so it seems probable that that freedom was achieved without change of location.
J and E gave very different accounts (see above). E did not mention any of the earliest legends.
The Ten Commandments were a later addition - the content of the tablets given to Moses is unknown
The Exodus has been used by most renewal movements who have fled persecution.


THE SOCIETY FOR OLD TESTAMENT STUDY
The issue of authorship is not unique to the book of Exodus.
This book is part of the Pentateuch, the first five books of the Old Testament,
and the question who wrote Exodus is also part of a larger question, who authored the Pentateuch.
Traditionally authorship of the Pentateuch was ascribed to Moses
or at least associated with his authority.
But since at least the Middle Ages questions have been raised over the variety of
stylistic and thematic differences, as well as perceived inconsistencies in the Pentateuchal narratives.
Moreover, it was recognized to be unlikely that Moses would have narrated events
about or after his death (Gen 12:6; 36:31; Deut 34).
In modern times one of the most commonly accepted theories of authorship is the so called
Documentary Hypothesis, which asserts that the Pentateuch is the composite of earlier sources.
Adherents of this hypothesis normally ascribe the material of Exodus to three sources:
The older sources (10th to 6th centuries)
J and E (not always easily distinguished), so named for the use of YHWH
for the name of God in the J source and the use of ‘elohim’ in E before Exod 3;
and P, so named because of its apparent priestly concerns, generally dated to the 6th
and/or 5th century, though certain, mainly Israeli, scholars place it earlier.
P’s style is distinctive, and Exod 25–31 and 35–40 are attributed to it, with much of Exod 6–16,
and some suggest that the writer might have been the final editor of the book.
Most scholars, whichever theory they adopt, would agree that the book of Exodus
came to its final form during or after the exile in the 6th or 5th century BCE.

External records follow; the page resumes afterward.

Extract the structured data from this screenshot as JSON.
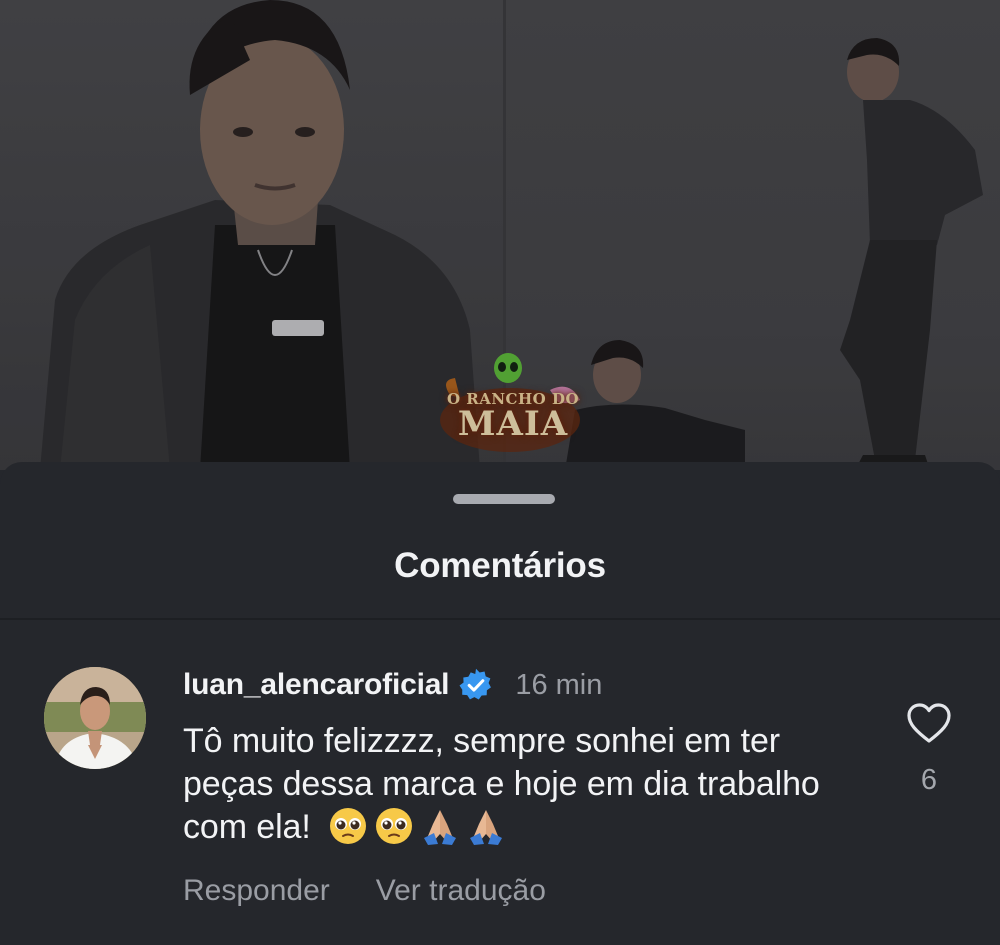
{
  "watermark": {
    "line1": "O RANCHO DO",
    "line2": "MAIA"
  },
  "sheet": {
    "title": "Comentários"
  },
  "comment": {
    "username": "luan_alencaroficial",
    "verified": true,
    "timestamp": "16 min",
    "text": "Tô muito felizzzz, sempre sonhei em ter peças dessa marca e hoje em dia trabalho com ela!",
    "emojis": [
      "pleading-face",
      "pleading-face",
      "folded-hands",
      "folded-hands"
    ],
    "reply_label": "Responder",
    "translate_label": "Ver tradução",
    "like_count": "6"
  },
  "icons": {
    "verified": "verified-badge-icon",
    "like": "heart-outline-icon"
  },
  "colors": {
    "sheet_bg": "#25272c",
    "primary_text": "#f2f3f5",
    "secondary_text": "#9a9da4",
    "verified_blue": "#3897f0"
  }
}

Why should god favour Israel over Egypt?:

Encyclopedia Britanica
Scholars have identified three literary traditions in Exodus,
designated by the letters J, E, and P.
The J strand, so called because it uses the name Yahweh (Jahweh in German) for God,
is a Judaean rendition of the sacred story, perhaps as early as 950 BCE.
The E strand, which designates God as Elohim, is a version of the sacred story
from the northern kingdom of Israel, written in about 900–750 BCE.
The P strand, so called because of its cultic interests and regulations for priests,
is usually dated in the 5th century BC and is regarded as the law
upon which Ezra and Nehemiah based their reform.
Each of these strands preserves materials much older than the time of their incorporation
into a written work. Exodus thus conserves extremely old oral and written history.


Karen Armstrongbr> 622 Josiah rebuilt the Temple, and the Scroll of the Law was discovered,
which was said to be what God had given Moses on Sinai.
There is no mention of written Law in earlier writings,
though these were adjusted to include writings. Radical change was called for.
The writers of Deuteronomy rewrote history

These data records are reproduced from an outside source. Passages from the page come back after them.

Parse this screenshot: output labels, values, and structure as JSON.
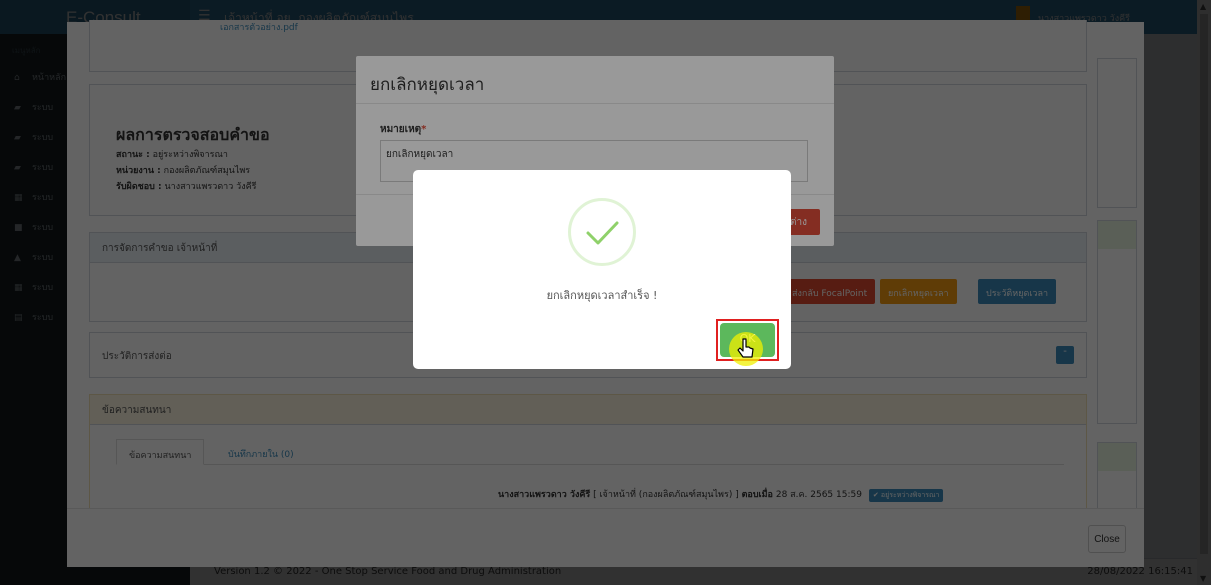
{
  "app": {
    "logo": "E-Consult",
    "header_title": "เจ้าหน้าที่ อย. กองผลิตภัณฑ์สมุนไพร",
    "user_name": "นางสาวแพรวดาว วังคีรี"
  },
  "sidebar": {
    "header": "เมนูหลัก",
    "items": [
      {
        "label": "หน้าหลัก",
        "icon": "home-icon"
      },
      {
        "label": "ระบบ",
        "icon": "book-icon"
      },
      {
        "label": "ระบบ",
        "icon": "book-icon"
      },
      {
        "label": "ระบบ",
        "icon": "book-icon"
      },
      {
        "label": "ระบบ",
        "icon": "calendar-icon"
      },
      {
        "label": "ระบบ",
        "icon": "video-icon"
      },
      {
        "label": "ระบบ",
        "icon": "graduation-cap-icon"
      },
      {
        "label": "ระบบ",
        "icon": "calendar-icon"
      },
      {
        "label": "ระบบ",
        "icon": "file-icon"
      }
    ]
  },
  "main": {
    "attachment": "เอกสารตัวอย่าง.pdf",
    "result_title": "ผลการตรวจสอบคำขอ",
    "status_label": "สถานะ :",
    "status_value": "อยู่ระหว่างพิจารณา",
    "agency_label": "หน่วยงาน :",
    "agency_value": "กองผลิตภัณฑ์สมุนไพร",
    "owner_label": "รับผิดชอบ :",
    "owner_value": "นางสาวแพรวดาว วังคีรี",
    "manage_header": "การจัดการคำขอ เจ้าหน้าที่",
    "btn_focal": "ส่งกลับ FocalPoint",
    "btn_cancel_stop": "ยกเลิกหยุดเวลา",
    "btn_history_stop": "ประวัติหยุดเวลา",
    "forward_history": "ประวัติการส่งต่อ",
    "chat_header": "ข้อความสนทนา",
    "tab_chat": "ข้อความสนทนา",
    "tab_notes": "บันทึกภายใน (0)",
    "msg_author": "นางสาวแพรวดาว วังคีรี",
    "msg_role": "[ เจ้าหน้าที่ (กองผลิตภัณฑ์สมุนไพร) ]",
    "msg_reply_label": "ตอบเมื่อ",
    "msg_date": "28 ส.ค. 2565 15:59",
    "msg_badge": "✔ อยู่ระหว่างพิจารณา"
  },
  "big_modal": {
    "close_label": "Close"
  },
  "cancel_modal": {
    "title": "ยกเลิกหยุดเวลา",
    "field_label": "หมายเหตุ",
    "field_required": "*",
    "field_value": "ยกเลิกหยุดเวลา",
    "submit_label": "ต่าง"
  },
  "alert": {
    "message": "ยกเลิกหยุดเวลาสำเร็จ !",
    "ok_label": "OK"
  },
  "footer": {
    "version": "Version 1.2 © 2022 - One Stop Service Food and Drug Administration",
    "datetime": "28/08/2022 16:15:41"
  },
  "colors": {
    "header_blue": "#3c8dbc",
    "sidebar_dark": "#222d32",
    "ok_green": "#5cb85c",
    "danger_red": "#dd4b39",
    "warning_orange": "#f39c12"
  }
}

THOUGHTS on EXODUS

1. These are legends, written down in the 5th century about events some six hundred years older,
by gathering legends from a range of sources (though mainly from two, J and E).
2. The accounts are formulated to present a basis for national pride, law and priestly authority.
The concept of an ever-present deity was replaced by one dwelling in a holy place
and a people separated from their neighbours.
3. The legends do not present a credible account, even though the message may be sound.
4. Taking such stories literally is a major contributor to the demise of religion in our day.
5. The concept of Holy Scripture and of Yahweh as the only God did not surface until the 4th century.